So what’s happened is instead of this duopoly, the people have fled from the two national tests. And so there’s now, whatever, 20 tests, OK, so that is good because that will help break up this Common Core and so forth. So we had new math in the 1960s. It was a crazy federally proposed thing, and it was in all the textbooks, and the federal government promoted it in many ways, wanted to get into it. But the thing is it didn’t work very well, and so everybody abandoned it over time. And so we’re seeing, I think, that happening. It’s because these people were cleverer and put this in, it’s harder. I hope it’s not like a Venus flytrap that the bug can never get out of. I hope that they can get out of it. It’s really up to the parents and the politicians and journalists in the states to watch for the problems here and say, hey, let’s fix this.

Mr. Jekielek: So you did mention school choice and actually Common Core doesn’t seem to be incredibly supportive of …

Mr. Evers: That’s right.

Mr. Jekielek: So this is actually something that Betsy DeVos and the Education Department is pushing for. Let’s finish up with a little bit of a discussion around that.

Mr. Evers: OK. So this Common Core thing can be bad for private schools also. So I’ll give you an example. In Indiana, the government schools adopted Common Core back in 2010.

And so they didn’t want to have the private schools, the Catholic schools, the Lutheran schools, whatever other nonsectarian schools were out there having something different. So what they did was they said if you want to be in an athletic league with any public school, you have to have Common Core. Can you see how insidious this is? Then the Common Core people went into the college entrance exam. And the current head of the College Board that runs the SAT college entrance board exam is a guy that was one of the architects of the Common Core.

So they are trying to have this monopoly of curriculum in the United States. Choice, especially if we can get out of the Common Core, can allow for parents to pick the kind of school that suits their child, that suits their values. If they want a structured school, you can get that through parental choice, through vouchers, through charter schools. If you want a progressive school, you can have it under this. So it’s a better way. One of the problems is all the things I’ve outlined about spelling and grammar and deficiencies in math and history—it’s very hard. It takes resilience and persistence of parents or teachers that are concerned about this to get the teacher establishment, the educational establishment—the blob, as it’s sometimes called—to reverse or fix these things. If you can start your own school that does it right–

Mr. Jekielek: You fixed it.

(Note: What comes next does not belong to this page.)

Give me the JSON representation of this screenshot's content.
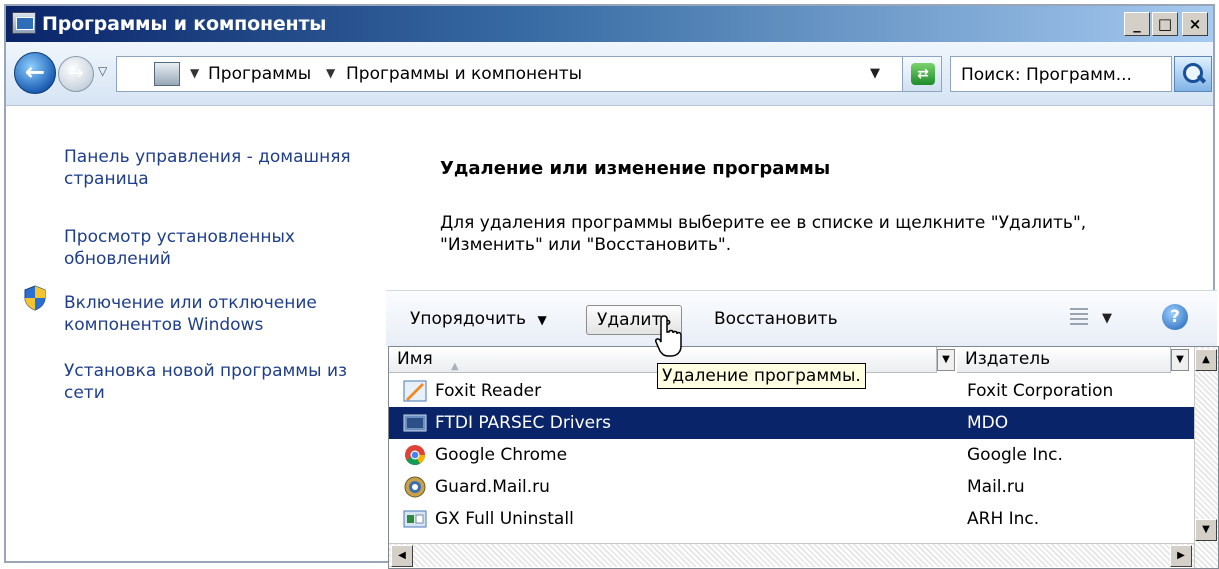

Mr. Evers: You can fix it, right, like that. And it’s just like the marketplace, or you’re unhappy with your religion that you’re in. You can go to another religion in American society. You could go to a different congregation within the same religion and so forth. So we need to empower parents so that they can pick what’s right for their children.

Mr. Jekielek: Well, that’s an excellent place to end. Thank you so much for being here.

Mr. Evers: Great.

This interview has been edited for clarity and brevity. 

American Thought Leaders is a new Epoch Times show available on Facebook and YouTube.

Jan Jekielek
Senior Editor
Jan Jekielek is a senior editor with The Epoch Times and host of the show, "American Thought Leaders." Jan’s career has spanned academia, media, and international human rights work. In 2009 he joined The Epoch Times full time and has served in a variety of roles, including as website chief editor. He is the producer of the award-winning Holocaust documentary film "Finding Manny."